Photo: Marcio Sanchez (AP)

Cal women’s basketball coach Lindsay Gottlieb was about to board a plane in Denver with her year-old son Jordan on Monday when she was stopped by a Southwest Airlines employee, who demanded to see proof that she was Jordan’s mother. Even after Gottlieb showed Jordan’s passport, the employee was not satisfied, which Gottlieb suspects is because her son is mixed-race and she is white.

It’s reasonable for an airline employee to verify the identity of a young child during the boarding process, but Gottlieb says they nearly missed their flight because the employee was unconvinced when she offered his passport, the standard verification method. The employee claimed it was because Gottlieb and her son have different last names. However, Gottlieb’s fiancé Patrick Martin was present. The employee apparently asked for Jordan’s birth certificate and claimed they were required to do so by federal law, which they were not. When Gottlieb said she didn’t have Jordan’s birth certificate on her (why would she?), the employee said they would be satisfied if Gottlieb showed a Facebook post that proved she was her son’s mother.

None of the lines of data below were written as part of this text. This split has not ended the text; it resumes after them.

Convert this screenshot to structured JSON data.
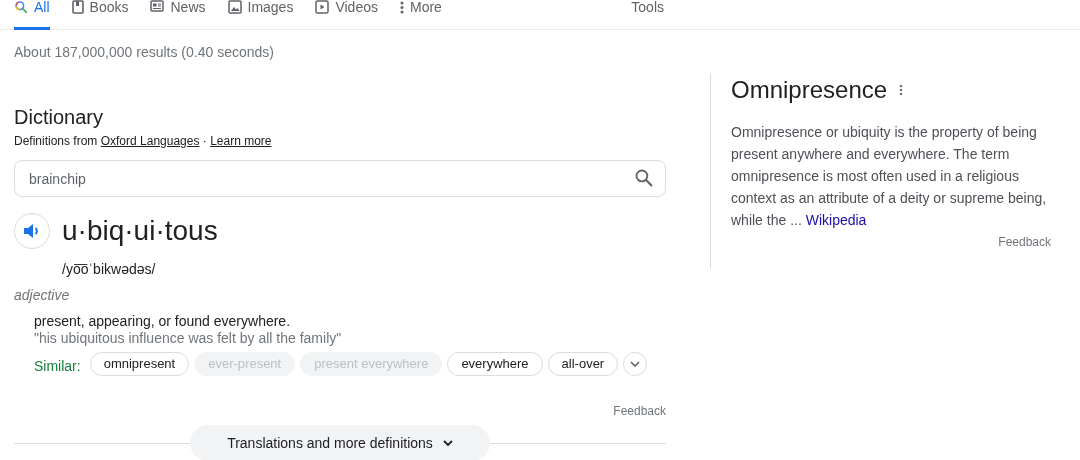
{
  "tabs": [
    {
      "label": "All",
      "kind": "search",
      "selected": true
    },
    {
      "label": "Books",
      "kind": "book",
      "selected": false
    },
    {
      "label": "News",
      "kind": "news",
      "selected": false
    },
    {
      "label": "Images",
      "kind": "image",
      "selected": false
    },
    {
      "label": "Videos",
      "kind": "video",
      "selected": false
    },
    {
      "label": "More",
      "kind": "more",
      "selected": false
    }
  ],
  "tools": "Tools",
  "result_stats": "About 187,000,000 results (0.40 seconds)",
  "dictionary": {
    "title": "Dictionary",
    "source_prefix": "Definitions from",
    "source_link": "Oxford Languages",
    "separator": "·",
    "learn_more": "Learn more",
    "search": {
      "value": "brainchip"
    },
    "word": "u·biq·ui·tous",
    "phonetic": "/yo͞oˈbikwədəs/",
    "part_of_speech": "adjective",
    "definition": "present, appearing, or found everywhere.",
    "example": "\"his ubiquitous influence was felt by all the family\"",
    "similar_label": "Similar:",
    "similar": [
      {
        "label": "omnipresent",
        "disabled": false
      },
      {
        "label": "ever-present",
        "disabled": true
      },
      {
        "label": "present everywhere",
        "disabled": true
      },
      {
        "label": "everywhere",
        "disabled": false
      },
      {
        "label": "all-over",
        "disabled": false
      }
    ],
    "feedback": "Feedback",
    "more_button": "Translations and more definitions"
  },
  "knowledge_panel": {
    "title": "Omnipresence",
    "description": "Omnipresence or ubiquity is the property of being present anywhere and everywhere. The term omnipresence is most often used in a religious context as an attribute of a deity or supreme being, while the ...",
    "source_link": "Wikipedia",
    "feedback": "Feedback"
  }
}
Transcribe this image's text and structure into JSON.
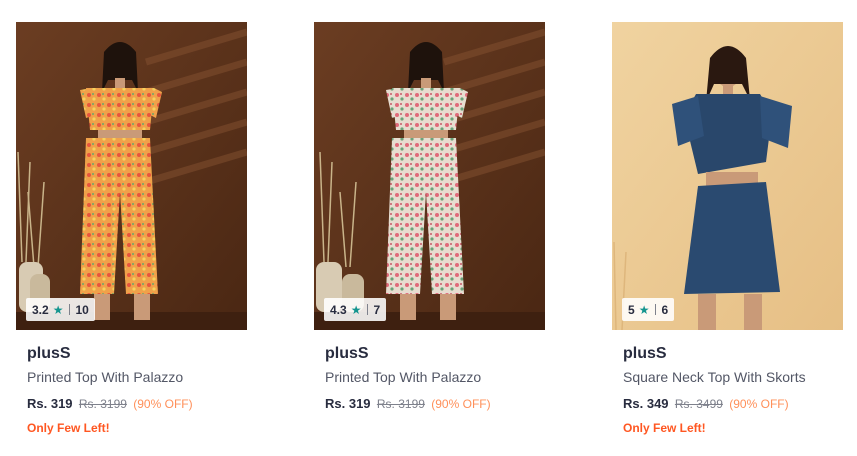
{
  "colors": {
    "accent_star": "#14958f",
    "offer": "#ff905a",
    "few_left": "#ff5722",
    "text_dark": "#282c3f",
    "text_muted": "#535766"
  },
  "products": [
    {
      "rating": "3.2",
      "rating_count": "10",
      "brand": "plusS",
      "name": "Printed Top With Palazzo",
      "price": "Rs. 319",
      "mrp": "Rs. 3199",
      "discount": "(90% OFF)",
      "stock_note": "Only Few Left!"
    },
    {
      "rating": "4.3",
      "rating_count": "7",
      "brand": "plusS",
      "name": "Printed Top With Palazzo",
      "price": "Rs. 319",
      "mrp": "Rs. 3199",
      "discount": "(90% OFF)",
      "stock_note": ""
    },
    {
      "rating": "5",
      "rating_count": "6",
      "brand": "plusS",
      "name": "Square Neck Top With Skorts",
      "price": "Rs. 349",
      "mrp": "Rs. 3499",
      "discount": "(90% OFF)",
      "stock_note": "Only Few Left!"
    }
  ]
}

Jordan, who was born last May, is a regular flier, and Gottlieb says she had never been stopped and asked to prove his identity before. She told the Washington Post yesterday, “We had a passport that verified our son’s age and identity, and both parents were present. But still being pushed further to ‘prove’ that he was my son felt disrespectful and motivated by more than just concern for his well-being.”

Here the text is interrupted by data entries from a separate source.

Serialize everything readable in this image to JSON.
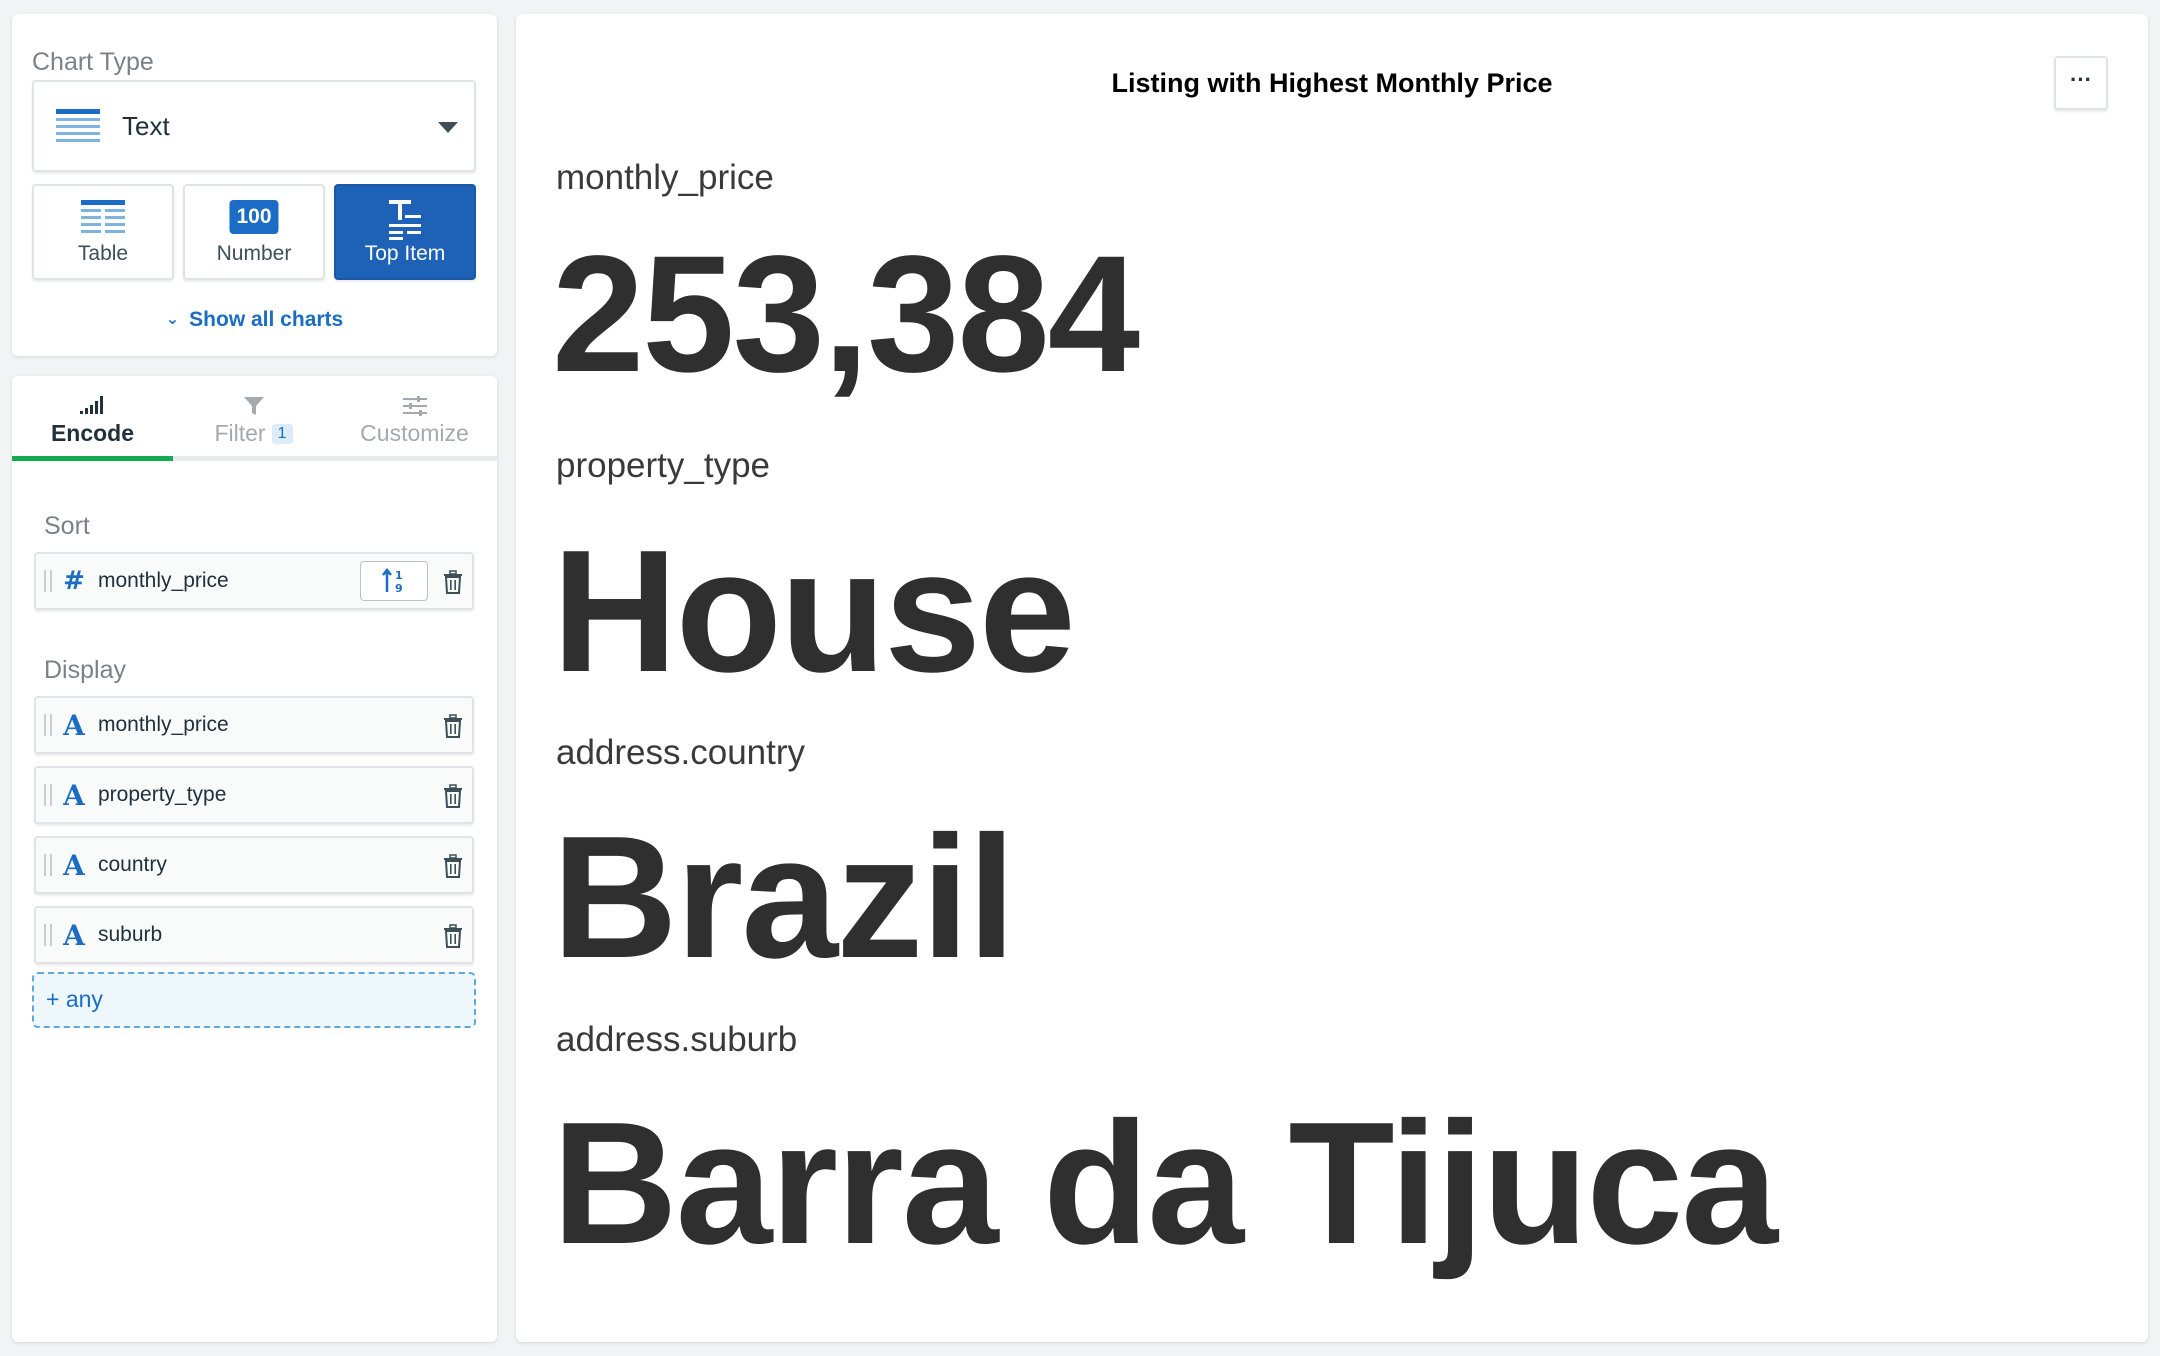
{
  "chart_type_panel": {
    "title": "Chart Type",
    "selected_type": "Text",
    "options": [
      {
        "label": "Table",
        "selected": false
      },
      {
        "label": "Number",
        "badge": "100",
        "selected": false
      },
      {
        "label": "Top Item",
        "selected": true
      }
    ],
    "show_all_label": "Show all charts"
  },
  "tabs": [
    {
      "label": "Encode",
      "active": true
    },
    {
      "label": "Filter",
      "badge": "1",
      "active": false
    },
    {
      "label": "Customize",
      "active": false
    }
  ],
  "encode": {
    "sort_title": "Sort",
    "sort_field": {
      "name": "monthly_price",
      "type_icon": "#",
      "icon": "hash-icon"
    },
    "display_title": "Display",
    "display_fields": [
      {
        "name": "monthly_price",
        "type_icon": "A",
        "icon": "string-type-icon"
      },
      {
        "name": "property_type",
        "type_icon": "A",
        "icon": "string-type-icon"
      },
      {
        "name": "country",
        "type_icon": "A",
        "icon": "string-type-icon"
      },
      {
        "name": "suburb",
        "type_icon": "A",
        "icon": "string-type-icon"
      }
    ],
    "add_any_label": "+ any"
  },
  "chart": {
    "title": "Listing with Highest Monthly Price",
    "more_label": "···",
    "items": [
      {
        "label": "monthly_price",
        "value": "253,384"
      },
      {
        "label": "property_type",
        "value": "House"
      },
      {
        "label": "address.country",
        "value": "Brazil"
      },
      {
        "label": "address.suburb",
        "value": "Barra da Tijuca"
      }
    ]
  },
  "colors": {
    "accent_blue": "#1a6cc4",
    "active_button": "#1e62b8",
    "active_tab_underline": "#13aa52",
    "value_text": "#2f2f2f"
  }
}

Southwest released a statement and said they were sorry “if our interaction made this family uncomfortable.” Gottlieb also told the Post, “While it was upsetting and emotional, I realize that this was just one day of my life where I was uncomfortable and our family was made to feel ‘less than’ whereas others face similar situations on a daily basis. I hope the coverage this has received can serve as a learning opportunity and that all families — regardless of how ‘traditional’ they may or may not look — are treated with dignity and respect.”